Perhaps the whole thing bugged me because it followed closely on the heels of an author complaining to me about a review I'd written. It was a one-star review - so I can understand disappointment. But up popped this sudden message on Facebook moaning about the review but congratulating me on an award. I hadn't won an award, but hey, why let some poor fact-finding get in the way of a gripe? There was no attempt to clarify what might have been problematic in the book, just a grump about being given a one-star review.

With reviews being important in marketing, of course, I understand why authors are so keen to maximise the scores they have to show the world. Heck, for some promotional services, an average rating of more than four stars is required to be able to take part. That shouldn't mean manipulating the scores, though - it should just encourage the authors to keep doing better.

It's not the only way I've seen authors trying to fool readers in recent times. As well as pressing reviewers for higher scores, lately I've seen an author claiming a bestseller status for their book after listing it in a tiny category unrelated to their actual book, for example. Another author I saw touting their how-to guide - despite constantly asking others for help in that same area. That sort of thing just ends up giving people bad advice rather than pointing them to real experts.

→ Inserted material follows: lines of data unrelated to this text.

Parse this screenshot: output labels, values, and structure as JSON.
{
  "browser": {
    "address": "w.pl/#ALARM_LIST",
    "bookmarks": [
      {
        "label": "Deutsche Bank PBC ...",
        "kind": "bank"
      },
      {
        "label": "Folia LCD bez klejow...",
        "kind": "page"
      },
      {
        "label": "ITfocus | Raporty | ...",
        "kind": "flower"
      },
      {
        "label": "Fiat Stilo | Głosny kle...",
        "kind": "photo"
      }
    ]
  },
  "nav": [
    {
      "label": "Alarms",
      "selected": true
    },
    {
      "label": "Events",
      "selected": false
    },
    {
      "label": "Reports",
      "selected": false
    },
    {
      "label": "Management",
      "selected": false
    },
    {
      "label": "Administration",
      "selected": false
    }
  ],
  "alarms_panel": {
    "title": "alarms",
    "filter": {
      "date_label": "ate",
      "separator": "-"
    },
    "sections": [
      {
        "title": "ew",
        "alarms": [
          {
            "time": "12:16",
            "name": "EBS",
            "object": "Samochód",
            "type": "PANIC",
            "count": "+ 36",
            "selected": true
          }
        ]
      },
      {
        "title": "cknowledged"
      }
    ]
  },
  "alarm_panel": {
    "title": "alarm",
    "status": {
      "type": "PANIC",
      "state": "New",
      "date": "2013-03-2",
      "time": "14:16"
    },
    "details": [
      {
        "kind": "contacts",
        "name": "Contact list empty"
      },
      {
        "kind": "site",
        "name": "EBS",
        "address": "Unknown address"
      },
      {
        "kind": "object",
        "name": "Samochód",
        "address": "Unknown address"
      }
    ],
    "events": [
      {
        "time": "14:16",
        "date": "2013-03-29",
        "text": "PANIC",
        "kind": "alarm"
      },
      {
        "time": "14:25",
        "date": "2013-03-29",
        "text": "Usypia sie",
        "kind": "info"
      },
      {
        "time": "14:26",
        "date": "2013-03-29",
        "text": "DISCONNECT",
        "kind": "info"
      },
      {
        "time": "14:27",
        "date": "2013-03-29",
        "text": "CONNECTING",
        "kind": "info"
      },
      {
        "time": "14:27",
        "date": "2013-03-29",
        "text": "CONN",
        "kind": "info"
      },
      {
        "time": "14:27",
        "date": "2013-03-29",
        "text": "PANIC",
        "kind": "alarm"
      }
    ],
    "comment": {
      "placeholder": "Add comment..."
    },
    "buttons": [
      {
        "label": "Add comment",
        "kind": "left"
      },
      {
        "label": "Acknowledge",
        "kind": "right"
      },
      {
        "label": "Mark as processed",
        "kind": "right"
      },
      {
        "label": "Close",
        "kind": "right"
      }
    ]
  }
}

I review a lot - and I always give my honest impression of what I'm reviewing. I've been doing it for more than 20 years in a professional capacity, and I think honesty is key. Dishonesty ill serves the person reading the review, and it equally undermines the genuinely good reviews you give things.
When I give five stars to something, the person who created it should know I really mean it, that I hold it up as the best of the best.

In short, according to the criteria of Amazon's listing, I loved it.


  1. A good post Stephen. If you are going to write and publish, you need to toughen yourself in the harsh north wind of reviews. No book ever written pleases everyone, not even the IKEA catalogue!

  2. I applaud you for this. Too many times "authors" are trying to game the system rather than produce quality work. I get tired of those "authors" crying for something unearned and undeserved. Write better. Learn from your problems. What they're doing is similar to shady car salesman kinds of tactics.

  3. Well said Stephen! It is too bad that A'zon has driven some writers around the bend in their "need" to game the system and has caused some authors to beat those that might otherwise be allies into a position of not wanting to be supportive. In some ways the system is broken, but we should not let it break us.

  4. Thank you for taking the time to write this. I agree, the review system is broken on both Amazon and especially, Goodreads. So often I come across authors who cannot handle a bad review, which surprises me, because writing is like any art, it is not going to please everyone. However, at the same time, we as authors must learn how to accept that, and use those bad reviews to improve our craft.

  5. I'm no stranger to bad reviews. I'm also no stranger to good ones. Whilst the bad ones hurt I take them as they are meant - constructive criticism. They shape my next book and I take on board what people have said. None of us are perfect and didn't pass a degree in being an Author. We just have stories in our heads that we bring to life. One day I hope to write a perfect piece but we don't start at the top. Even if I did write the perfect story in every way, somebody wouldn't like it. That is why we have to accept that not everyone likes the same things. We all look for something different in our books which is why it's so good there are so many out there. How can an Author honestly complain about a review if they have begged for it at the end of their book? It does hurt but it makes us better - hopefully!

  6. Thanks for the responses, all - glad to know it wasn't just me having a moment of raging against folks gaming the system! Let the books be what they are, I say!

  7. I guess a lot of people are reluctant to give one- or two-star reviews even if they don't like the book, and indeed often make out the book is better than it is because they want to encourage good reviews themselves. Well done for your honesty.

  8. Great post and I totally agree. Loved it.

  9. I agree, Stephen. We authors are sensitive creatures, but I'd personally never EVER want a, dishonest review. On the other hand, I can tell when a reviewer hasn't even read my book all the way or is just being malicious. Either way, it's only their opinion, which they have a right to express, and it would be beneath me to respond.

  10. Had another fellow author tell a similar tale of someone getting in their (virtual) face for a 4-star review. While, yes, as authors we covet the higher ratings to make us look better on Amazon, a thoughtful review is more important. I appreciate your comments about my first book.